This year I was able to take off one day a week from work in December, along with the time between Christmas and New Year’s.
Which means this is my first full work week in over a month.
I happened to run across this last night, in Kathleen Norris’ book The Cloister Walk:
In our culture, time can seem like an enemy: it chew us up and spits us out with appalling ease. But the monastic perspective welcomes time as a gift from God, and seeks to put it to good use rather than allowing us to be used up by it. A friend who was educated by the Benedictines has told me that she owes to them her sanity with regard to time. “You never really finish anything in life,” she says, “and while that’s humbling, and frustrating, it’s all right. The Benedictines, more than any other people I know, insist that there is time in each day for prayer, for work, for study, and for play.”
Of course, from what I’ve seen of monastic schedules, they often have less time allocated for work and commuting than is common for those of us with “normal jobs”. But they also make time for their priorities, with an overall goal of balance.
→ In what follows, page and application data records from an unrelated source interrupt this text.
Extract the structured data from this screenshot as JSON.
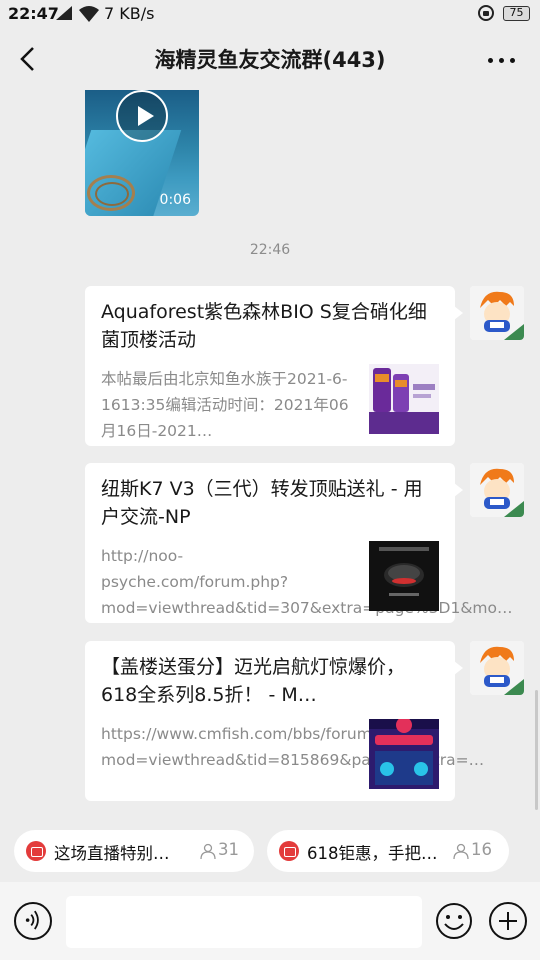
{
  "status_bar": {
    "time": "22:47",
    "speed": "7 KB/s",
    "battery": "75"
  },
  "header": {
    "title": "海精灵鱼友交流群(443)"
  },
  "video": {
    "duration": "0:06"
  },
  "timestamp": "22:46",
  "messages": [
    {
      "title": "Aquaforest紫色森林BIO S复合硝化细菌顶楼活动",
      "desc": "本帖最后由北京知鱼水族于2021-6-1613:35编辑活动时间：2021年06月16日-2021…"
    },
    {
      "title": "纽斯K7 V3（三代）转发顶贴送礼 - 用户交流-NP",
      "desc": "http://noo-psyche.com/forum.php?mod=viewthread&tid=307&extra=page%3D1&mo…"
    },
    {
      "title": "【盖楼送蛋分】迈光启航灯惊爆价，618全系列8.5折！ - M…",
      "desc": "https://www.cmfish.com/bbs/forum.php?mod=viewthread&tid=815869&page=&extra=…"
    }
  ],
  "live_pills": [
    {
      "text": "这场直播特别…",
      "count": "31"
    },
    {
      "text": "618钜惠，手把…",
      "count": "16"
    }
  ],
  "icons": {
    "back": "chevron-left-icon",
    "more": "more-dots-icon",
    "voice": "voice-icon",
    "emoji": "emoji-icon",
    "plus": "plus-icon"
  }
}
What do you make time for? What do you want to make time for, and what do you want to NOT spend time on?